Dr. Mitzi Zarfoss is an ophthalmology resident at the University of Illinois Veterinary Teaching Hospital in Urbana. She says, "early/mild conjunctivitis may go unnoticed by some cat owners, and may progress if untreated." Frequent squinting may go overlooked and tearing or red eye might be attributed to allergies, which are a relatively uncommon cause of eye disease in cats. Veterinary attention is indicated whenever eye symptoms are noted.
The most common cause of the conjunctivitis in our feline friends is a herpesvirus. "Feline-specific herpesvirus is a very important cause of eye disease in cats," says Dr. Zarfoss. She also notes that this same feline herpesvirus frequently causes respiratory diseases, too (sneezing and nasal discharge).
Although most veterinarians blame the feline herpesvirus when they see a cat with conjunctivitis, confirming the real cause of the disorder is very challenging. "We believe that most cats are positive for herpes," says Dr. Zarfoss, "and just because they have it doesn't mean it is necessarily causing the conjunctivitis." In short, testing is not always practical for the diagnosis and treatment of conjunctivitis in cats.

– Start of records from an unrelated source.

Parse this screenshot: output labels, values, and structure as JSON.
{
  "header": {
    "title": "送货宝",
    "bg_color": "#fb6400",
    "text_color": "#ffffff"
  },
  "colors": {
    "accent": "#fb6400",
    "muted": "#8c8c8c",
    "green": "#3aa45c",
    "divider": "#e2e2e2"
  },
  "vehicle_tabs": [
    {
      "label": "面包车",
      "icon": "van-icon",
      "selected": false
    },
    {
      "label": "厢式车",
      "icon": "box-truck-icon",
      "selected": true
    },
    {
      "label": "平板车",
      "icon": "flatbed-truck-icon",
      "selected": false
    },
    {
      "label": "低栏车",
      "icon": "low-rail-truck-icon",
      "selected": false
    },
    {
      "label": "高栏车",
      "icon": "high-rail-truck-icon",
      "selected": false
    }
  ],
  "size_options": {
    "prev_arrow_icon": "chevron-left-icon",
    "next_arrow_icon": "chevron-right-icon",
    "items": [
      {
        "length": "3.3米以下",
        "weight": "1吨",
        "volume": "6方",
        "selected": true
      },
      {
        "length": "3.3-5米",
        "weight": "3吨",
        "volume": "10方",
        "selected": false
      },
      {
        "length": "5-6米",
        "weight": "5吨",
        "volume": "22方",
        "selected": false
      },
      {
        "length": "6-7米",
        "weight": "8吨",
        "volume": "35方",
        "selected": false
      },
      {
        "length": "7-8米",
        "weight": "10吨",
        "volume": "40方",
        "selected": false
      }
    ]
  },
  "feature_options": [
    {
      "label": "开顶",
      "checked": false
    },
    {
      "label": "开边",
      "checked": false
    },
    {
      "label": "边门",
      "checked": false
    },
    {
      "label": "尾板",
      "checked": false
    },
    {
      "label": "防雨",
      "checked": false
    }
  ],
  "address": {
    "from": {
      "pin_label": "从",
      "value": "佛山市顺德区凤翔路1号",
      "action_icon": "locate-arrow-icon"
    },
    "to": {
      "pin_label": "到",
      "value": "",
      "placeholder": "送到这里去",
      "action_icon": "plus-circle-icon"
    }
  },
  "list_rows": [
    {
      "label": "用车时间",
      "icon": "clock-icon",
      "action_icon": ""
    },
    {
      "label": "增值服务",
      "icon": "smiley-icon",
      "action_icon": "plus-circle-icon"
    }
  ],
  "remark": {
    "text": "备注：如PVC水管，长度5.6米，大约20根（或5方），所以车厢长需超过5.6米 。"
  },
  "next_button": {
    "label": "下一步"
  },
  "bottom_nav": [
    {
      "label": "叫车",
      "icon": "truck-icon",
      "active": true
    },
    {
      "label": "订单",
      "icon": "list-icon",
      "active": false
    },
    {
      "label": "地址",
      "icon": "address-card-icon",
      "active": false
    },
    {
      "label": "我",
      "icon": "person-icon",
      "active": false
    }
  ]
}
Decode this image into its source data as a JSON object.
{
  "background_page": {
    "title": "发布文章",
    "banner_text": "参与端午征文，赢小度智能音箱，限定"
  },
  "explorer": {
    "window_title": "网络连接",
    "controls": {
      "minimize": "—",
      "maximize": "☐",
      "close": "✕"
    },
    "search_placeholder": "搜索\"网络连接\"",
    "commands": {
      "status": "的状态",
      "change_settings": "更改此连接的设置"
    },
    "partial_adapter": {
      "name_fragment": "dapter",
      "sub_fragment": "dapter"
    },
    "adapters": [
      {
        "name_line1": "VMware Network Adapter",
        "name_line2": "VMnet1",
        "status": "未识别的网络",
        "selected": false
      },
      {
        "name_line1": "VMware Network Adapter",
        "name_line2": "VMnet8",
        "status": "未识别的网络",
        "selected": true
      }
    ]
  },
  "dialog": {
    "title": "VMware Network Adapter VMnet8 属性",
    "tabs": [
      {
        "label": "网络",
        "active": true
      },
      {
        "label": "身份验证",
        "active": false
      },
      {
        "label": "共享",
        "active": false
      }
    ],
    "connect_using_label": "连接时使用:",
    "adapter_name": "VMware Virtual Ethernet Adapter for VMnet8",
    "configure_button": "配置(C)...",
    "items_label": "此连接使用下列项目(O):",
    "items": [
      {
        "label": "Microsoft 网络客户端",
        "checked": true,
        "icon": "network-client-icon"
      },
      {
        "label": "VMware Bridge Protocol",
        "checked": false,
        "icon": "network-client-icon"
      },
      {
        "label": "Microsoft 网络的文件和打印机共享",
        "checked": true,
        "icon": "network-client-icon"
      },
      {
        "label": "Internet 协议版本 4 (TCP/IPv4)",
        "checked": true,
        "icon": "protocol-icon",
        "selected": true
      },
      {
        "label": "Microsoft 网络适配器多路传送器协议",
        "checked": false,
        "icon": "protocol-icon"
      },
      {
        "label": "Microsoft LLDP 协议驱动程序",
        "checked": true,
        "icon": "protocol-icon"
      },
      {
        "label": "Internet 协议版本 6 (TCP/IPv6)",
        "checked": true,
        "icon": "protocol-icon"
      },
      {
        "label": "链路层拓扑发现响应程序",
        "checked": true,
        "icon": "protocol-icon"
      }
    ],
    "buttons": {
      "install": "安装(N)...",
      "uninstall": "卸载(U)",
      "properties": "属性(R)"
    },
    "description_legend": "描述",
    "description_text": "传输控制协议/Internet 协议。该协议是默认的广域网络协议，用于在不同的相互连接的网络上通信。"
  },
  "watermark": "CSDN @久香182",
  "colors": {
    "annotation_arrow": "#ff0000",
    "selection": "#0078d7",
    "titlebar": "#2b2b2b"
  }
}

Feline herpes, a virus that is easily passed from cat to cat and common in the environment, is almost impossible to prevent. Although herpesvirus protection is a component of a commonly administered feline vaccine, the vaccine doesn't fully protect every cat. In addition, there are several other causes of conjunctivitis in cats including chlamydia and mycoplasma, both of which are bacterial species, not viruses.
As far as treating the herpes problem, oral L-lysine, an amino acid nutraceutical that inhibits virus replication, is often used. Depending on how serious the eye looks, your veterinarian may also choose to treat with antibiotics or antiviral medications. If you notice that your cat has frequent bouts of conjunctivitis, Dr. Zarfoss says that, "some cats with chronic conjunctivitis may benefit from long-term L-lysine under the supervision of a veterinarian." She goes on to note that the drug is very safe in cats and comes in many formulations with or without flavoring for cats' individual tastes.
Just like certain herpes viruses in humans, stress can cause flare-ups. A cat that previously had a bout of conjunctivitis may become stressed by a new animal in the house, or an owner leaving for vacation. That amount of anxiety may be enough to suppress its immune system, allowing for the virus to take hold once again.
For more information on conjunctivitis in cats contact your local veterinarian or visit the American College of Veterinary Ophthalmologists' Web site at: http://www.acvo.org/frames/publicframe.htm.
An archive of Pet Columns from the University of Illinois College of Veterinary Medicine is available online at www.vetmed.illinois.edu/petcolumns/. Requests for reprints of this article may be directed to Mandy Barth, email@example.com.
Veterinary Extension/Office of Public Engagement
University of Illinois College of Veterinary Medicine